5 Companies That Had A Rough Week

The Week Ending June 10

Topping this week's roundup of companies that had a rough week is Cisco, for the departure of some key engineering executives amid a reported internal power struggle at the company.

Also making the list were Dimension Data, for the sudden departure of its CEO; Oracle, for reported recent problems with its ability to meet capacity demands for its cloud services; PC vendors, for the worsening sales outlook; and Akamai, for its payment to the SEC to settle a bribery case.

Not everyone in the IT industry was having a rough go of it this week. For a rundown of companies that made smart decisions, executed savvy strategic moves -- or just had good luck -- check out this week's Five Companies That Came To Win roundup.

Cisco Losing Top Engineers

Four of Cisco's top engineers are leaving the giant networking equipment maker after an internal reorganization that some partners say has created a power struggle between CEO Chuck Robbins and longtime company executives.

This week the company said that Soni Jiandani, Mario Mazzola, Prem Jaim and Luca Cafiero -- all Cisco engineering executives who led some of the company's key "spin-in" research and development efforts -- are leaving June 17. Mazzola, Jaim and Cafiero were demoted to advisory roles last week.

The exit of the four executives is part of what partners said is an internal power struggle, sparked by Robbins' decision in March to reorganize the company's 25,000-strong engineering operations. Last week CRN reported that Nick Earle, who played a key role in developing Cisco's cloud and intercloud strategy, was leaving the company.

Dimension Data CEO Resigns

Speaking of top executives heading for the exit, Brett Dawson, CEO of solution provider giant Dimension Data, resigned this week after 12 years of running the company, No. 11 on the CRN 2016 Solution Provider 500.

Dawson said he was stepping down to pursue other interests. The company named Chief Operating Officer Jason Goodall to take on the CEO job.

Dimension Data was acquired by NTT in 2010, and in February, NTT Senior Executive Vice President Jun Sawada told financial analysts that NTT was pursuing "cost efficiency and profit and revenue enhancements" within the Dimension Data business.

Sources Say Oracle Customers Impacted By Cloud Capacity Shortage

Oracle's reputation as a leading cloud service provider took a bit of a hit this week when multiple sources told CRN that the vendor recently experienced a cloud computing capacity shortage for its Infrastructure-as-a-Service and Exadata Database-as-a-Service offerings.

The sources said some large customers were unable to redeem "cloud credits" or licenses for Oracle cloud services last month before they expired May 31. Oracle's sales teams sold a significant amount of cloud services before the May 31 end of Oracle's fiscal year. But sources said the company provisioned compute and storage capacity based on the amount sold, not actual usage, leading to the capacity issues.

It's not clear how many customers were affected and whether the capacity issues are ongoing.

Outlook For PC Industry Worsens

PC industry players got some bad news this week when market researcher IDC said it expects worldwide PC shipments in 2016 to decline by 7.3 percent, a bigger drop than earlier projections.
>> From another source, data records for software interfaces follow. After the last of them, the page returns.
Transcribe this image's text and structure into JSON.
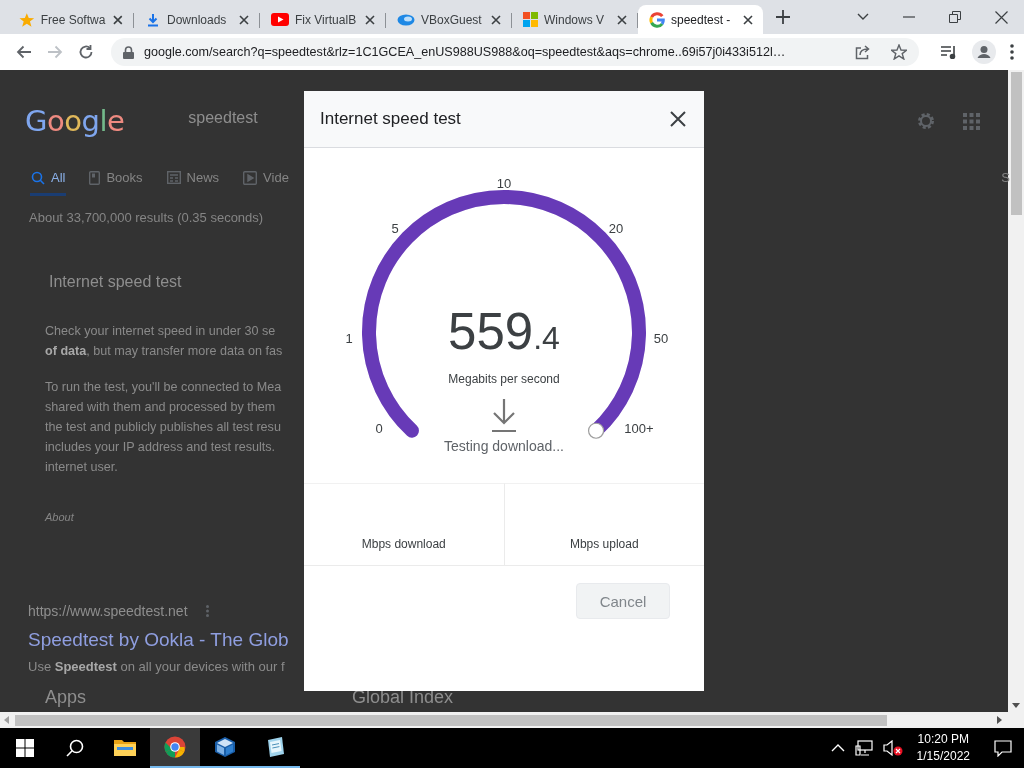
{
  "tabs": [
    {
      "title": "Free Softwa",
      "kind": "star",
      "selected": false
    },
    {
      "title": "Downloads",
      "kind": "download",
      "selected": false
    },
    {
      "title": "Fix VirtualB",
      "kind": "video",
      "selected": false
    },
    {
      "title": "VBoxGuest",
      "kind": "vbox",
      "selected": false
    },
    {
      "title": "Windows V",
      "kind": "windows",
      "selected": false
    },
    {
      "title": "speedtest -",
      "kind": "google",
      "selected": true
    }
  ],
  "address_bar": {
    "url": "google.com/search?q=speedtest&rlz=1C1GCEA_enUS988US988&oq=speedtest&aqs=chrome..69i57j0i433i512l…"
  },
  "page": {
    "logo": "Google",
    "query": "speedtest",
    "search_tabs": [
      {
        "label": "All",
        "kind": "search",
        "selected": true
      },
      {
        "label": "Books",
        "kind": "book",
        "selected": false
      },
      {
        "label": "News",
        "kind": "news",
        "selected": false
      },
      {
        "label": "Vide",
        "kind": "video",
        "selected": false
      }
    ],
    "edge_text": "S",
    "result_stats": "About 33,700,000 results (0.35 seconds)",
    "card_title": "Internet speed test",
    "card_paragraphs": [
      [
        "Check your internet speed in under 30 se",
        "**of data**, but may transfer more data on fas"
      ],
      [
        "To run the test, you'll be connected to Mea",
        "shared with them and processed by them",
        "the test and publicly publishes all test resu",
        "includes your IP address and test results.",
        "internet user."
      ]
    ],
    "card_footer": "About",
    "result": {
      "url": "https://www.speedtest.net",
      "title": "Speedtest by Ookla - The Glob",
      "snippet": "Use **Speedtest** on all your devices with our f",
      "sitelinks": [
        "Apps",
        "Global Index"
      ]
    }
  },
  "dialog": {
    "title": "Internet speed test",
    "gauge": {
      "ticks": [
        "0",
        "1",
        "5",
        "10",
        "20",
        "50",
        "100+"
      ],
      "level": 1,
      "value_whole": "559",
      "value_fraction": ".4",
      "unit": "Megabits per second",
      "status": "Testing download..."
    },
    "results": [
      "Mbps download",
      "Mbps upload"
    ],
    "cancel": {
      "label": "Cancel",
      "disabled": true
    }
  },
  "taskbar": {
    "apps": [
      {
        "kind": "explorer",
        "running": false,
        "active": false
      },
      {
        "kind": "chrome",
        "running": true,
        "active": true
      },
      {
        "kind": "vbox",
        "running": true,
        "active": false
      },
      {
        "kind": "notepad",
        "running": true,
        "active": false
      }
    ],
    "volume_muted": true,
    "time": "10:20 PM",
    "date": "1/15/2022"
  }
}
In March, IDC forecast a 5.4 percent decline in worldwide shipments this year.

IDC said weak currencies, depressed commodity prices, political uncertainty and delayed IT projects continue to constrain demand for desktop and notebook PCs. IDC now believes that for all of 2016 the industry will ship 255.6 million units.

Shipments declined 11.5 percent in the first quarter, the fourth consecutive quarter of double-digit declines. But IDC is forecasting "progressively smaller declines through 2017" with "stable volume" in 2018.

Akamai Technologies Pays $672K In China Bribe Case

Internet services company Akamai Technologies will pay $652,452 plus $19,433 in interest to settle a case with the U.S. Securities and Exchange Commission involving a $40,000 bribe paid to Chinese officials to purchase internet services.

According to an SEC statement released Tuesday, Akamai's foreign subsidiary arranged the payment "to induce government-owned entities to purchase more services than they actually needed." The SEC said employees at the subsidiary violated Akamai's own written policies "by providing improper gift cards, meals, and entertainment to officials at these state-owned entities to build business relationships."

Akamai self-reported the misconduct to the SEC and "cooperated extensively" with the investigation, according to the statement. Akamai is paying the $652,452 "ill-gotten gains" plus interest in the case under what the SEC calls a non-prosecution agreement. The agreement says that because the incident was self-reported and Akamai cooperated with the investigation, the company was not charged with violations of the Foreign Corrupt Practices Act and is not paying any punitive fines in the case.